What you need to do — Each line with the string "have" is to be copied from the records below.

Material supplied —
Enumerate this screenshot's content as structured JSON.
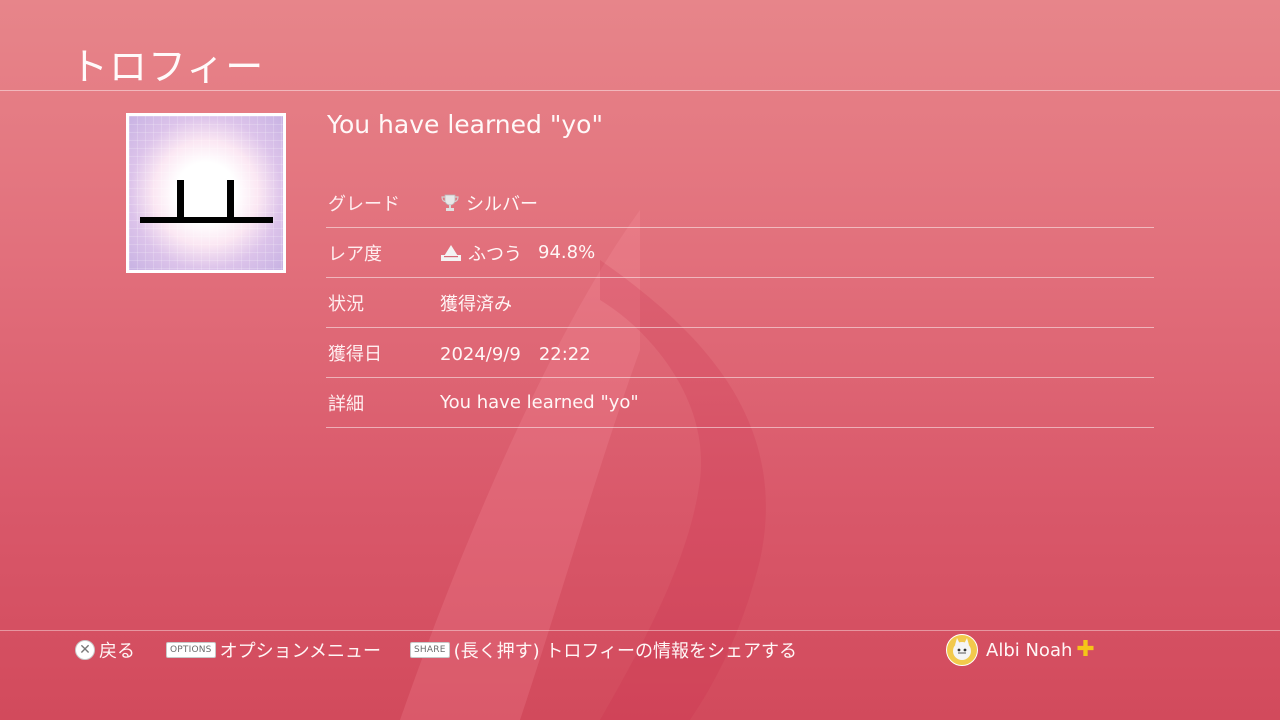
{
  "header": {
    "title": "トロフィー"
  },
  "trophy": {
    "name": "You have learned \"yo\"",
    "icon_glyph": "ㅛ",
    "details": [
      {
        "label": "グレード",
        "icon": "trophy-icon",
        "value": "シルバー"
      },
      {
        "label": "レア度",
        "icon": "rarity-icon",
        "value": "ふつう",
        "percent": "94.8%"
      },
      {
        "label": "状況",
        "value": "獲得済み"
      },
      {
        "label": "獲得日",
        "value": "2024/9/9　22:22"
      },
      {
        "label": "詳細",
        "value": "You have learned \"yo\""
      }
    ]
  },
  "footer": {
    "back_label": "戻る",
    "options_key": "OPTIONS",
    "options_label": "オプションメニュー",
    "share_key": "SHARE",
    "share_label": "(長く押す) トロフィーの情報をシェアする",
    "user_name": "Albi Noah"
  },
  "colors": {
    "accent_plus": "#f5c518",
    "background": "#e07080"
  }
}
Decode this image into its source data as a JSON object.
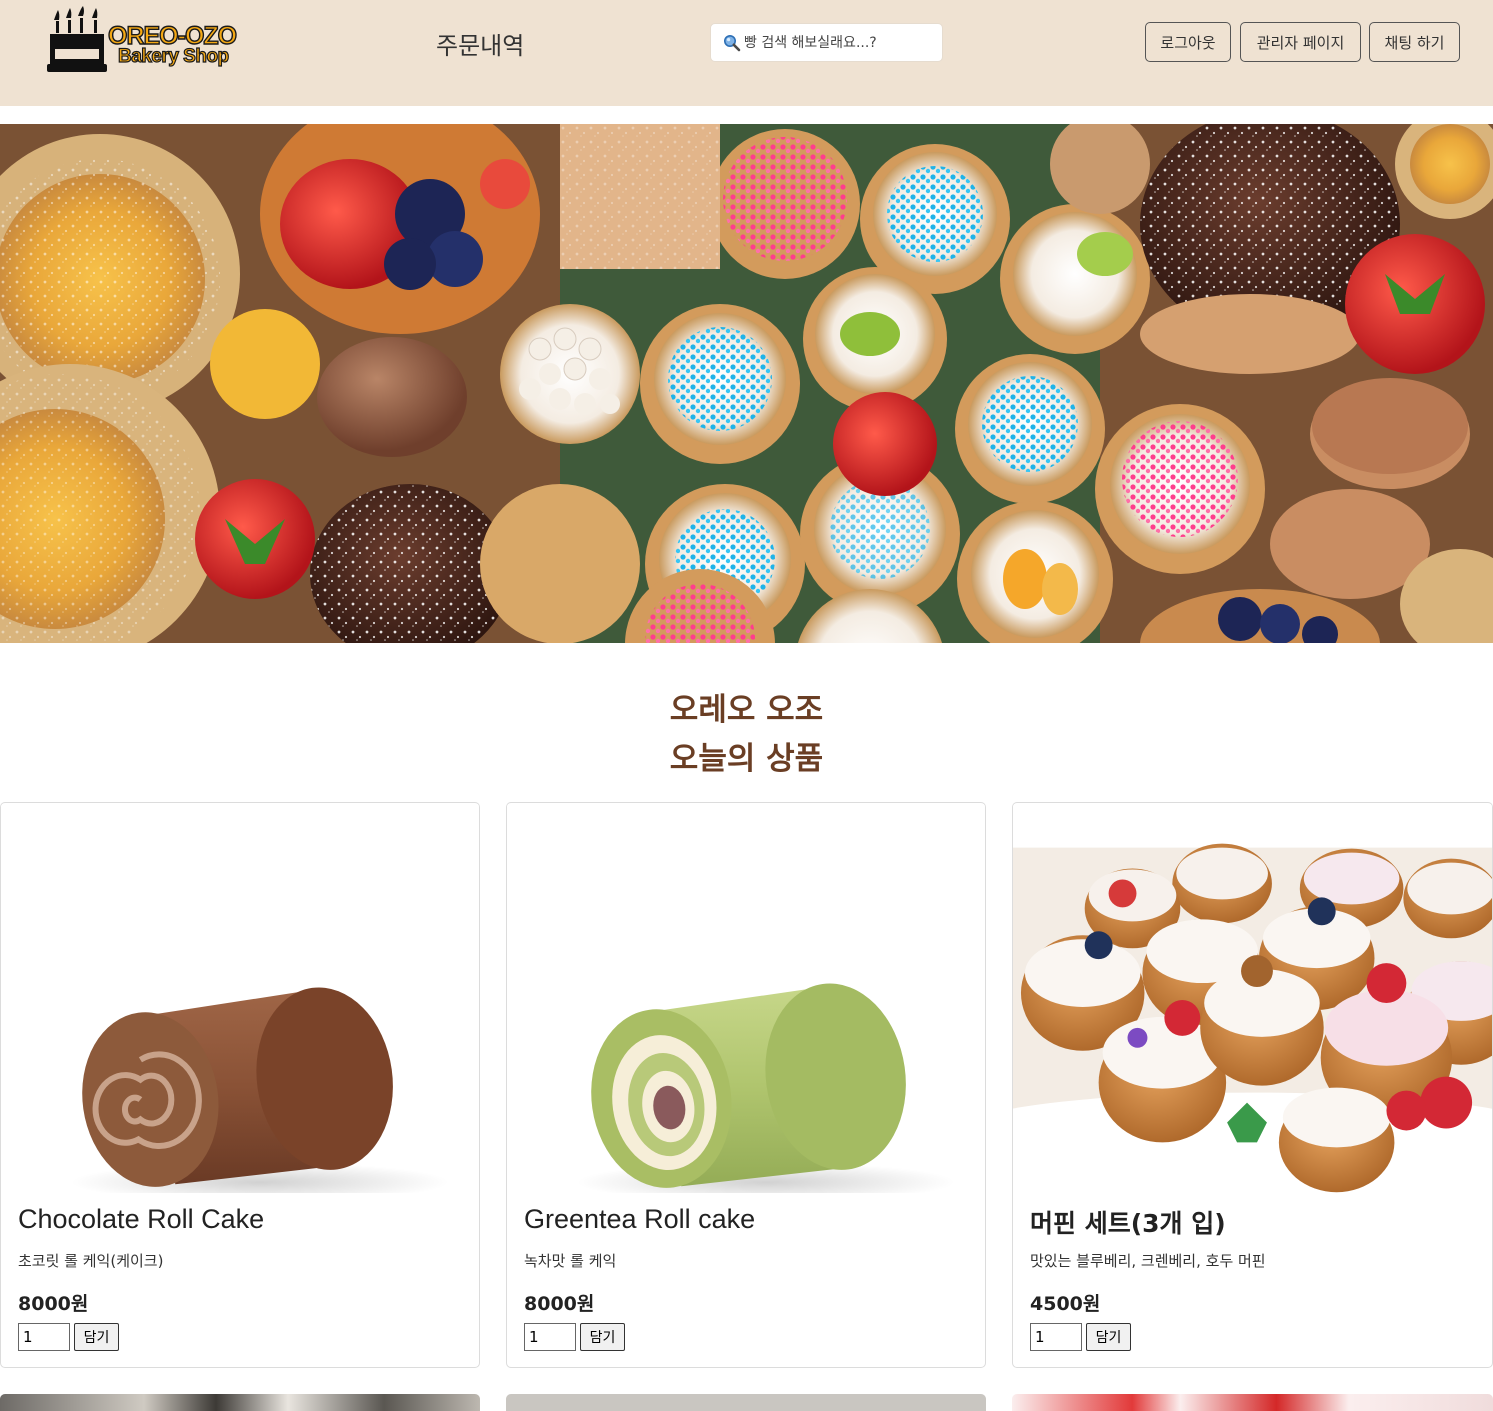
{
  "header": {
    "logo_line1": "OREO-OZO",
    "logo_line2": "Bakery Shop",
    "orders_link": "주문내역",
    "search_placeholder": "빵 검색 해보실래요...?",
    "logout_button": "로그아웃",
    "admin_button": "관리자 페이지",
    "chat_button": "채팅 하기",
    "background_color": "#efe2d2"
  },
  "section": {
    "title_line1": "오레오 오조",
    "title_line2": "오늘의 상품",
    "title_color": "#6a3e24"
  },
  "products": [
    {
      "name": "Chocolate Roll Cake",
      "description": "초코릿 롤 케익(케이크)",
      "price": "8000원",
      "quantity": "1",
      "add_label": "담기"
    },
    {
      "name": "Greentea Roll cake",
      "description": "녹차맛 롤 케익",
      "price": "8000원",
      "quantity": "1",
      "add_label": "담기"
    },
    {
      "name": "머핀 세트(3개 입)",
      "description": "맛있는 블루베리, 크렌베리, 호두 머핀",
      "price": "4500원",
      "quantity": "1",
      "add_label": "담기"
    }
  ]
}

Finished exercise —
    "name": "You have learned \"yo\"",
        "value": "You have learned \"yo\""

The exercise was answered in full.